concrete5 offers a really powerful system to handle lists. It's used in many places inside the core: the member list page, the file list page, ...
This system can be used to persist ordering and searches, create paginated results, control complex queries with just a couple of lines of code, fine-tuning the data representation, ... and a lot more.
Let's assume that you want to build a package with handle handle is
my_boats that lists boats in a dashboard page (you can get the full source code here).
The item list system requires at minimum the following stuff:
- an Item List class that initializes the query and offers methods to filter the data
- a Column Set class that defines the columns to be shown
- a Search Controller, that coordinate the whole process
For an even more powerful system, you can optionally implement also:
- an Item class, that wraps every Boat entity and can, for instance, provide the CSS class of every result row
- a Result class, that defines your special Item class and can offer methods related to the whole result set.
The Item List
Let's consider the file
The main purpose of this class is to define the database query that will be used to extract data (the
createQuery method) and to offer the filters that can be applied to the result sets (the various

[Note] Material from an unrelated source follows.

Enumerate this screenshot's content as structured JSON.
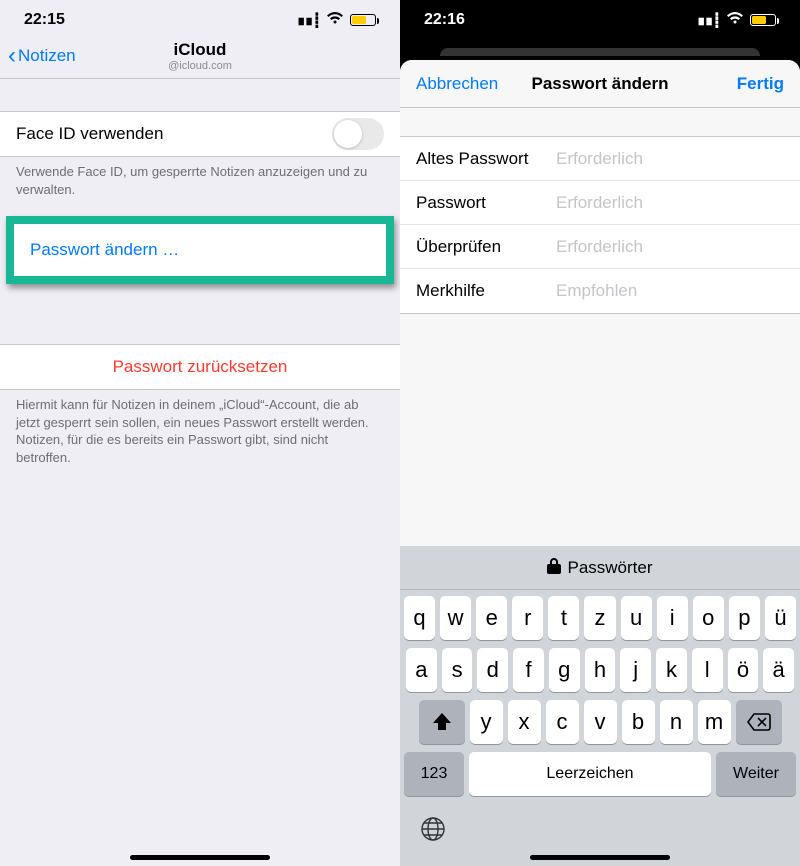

The query should return only the record identifier: the full instance of the involved entities will be created by the
Another purpose of the ItemList class is to create a Pagination object (see the
createPaginationObject method), that will be used to split the results in multiple pages.
You can also use this class to define the columns that users can sort by clicking the header cells, as well as the query string parameters used to represent the current page index, the currently sorting column and its order.
The Column Set
When we present the boats to the user, we need to define the columns to be shown, and we can define a custom way to present the data.
This is the purpose of column sets. In the sample package, it's implemented in the
There you can see that we define 3 columns, assign every column a key/identifier, a name, and the method to be called against the entity to get the value to be displayed.
In case of special columns, you can create a custom column class: in out example we use a
YesNoColumn that prints out boolean values as
Another purpose of the column sets is to define the default column to be used to sort the results.
The Search Controller
This controller is meant to control the process of reading the list state (that's persisted in a session variable as a
StickyRequest instance), offers some data that can be useful (see the example
getDefaultPaginationSize methods), but above all it parses the content of the StickyRequest, apply the appropriate filters to the query and build the resulting object (see the
The Result class
This is not strictly mandatory, but you'll almost always need to have some extra details that's not directly available from the underlying data you're showing (for instance, the CSS class of an item row).
In order to be able to define such a custom item wrapper, you have to use a custom Result class: in our example it's the
packages/my_boats/src/Search/Results/Boats.php class. This class should implement a
getItemDetails methods which receives the entity instance (or what's returned by the
getResult method of the Item List) and returns the final item wrapper that will be used when displaying the data.
The item wrapper
In our example, the Result class returns instances of the class defined in
This entity wrapper class can then be used to build the final list, for instance by providing a custom CSS class for every result row.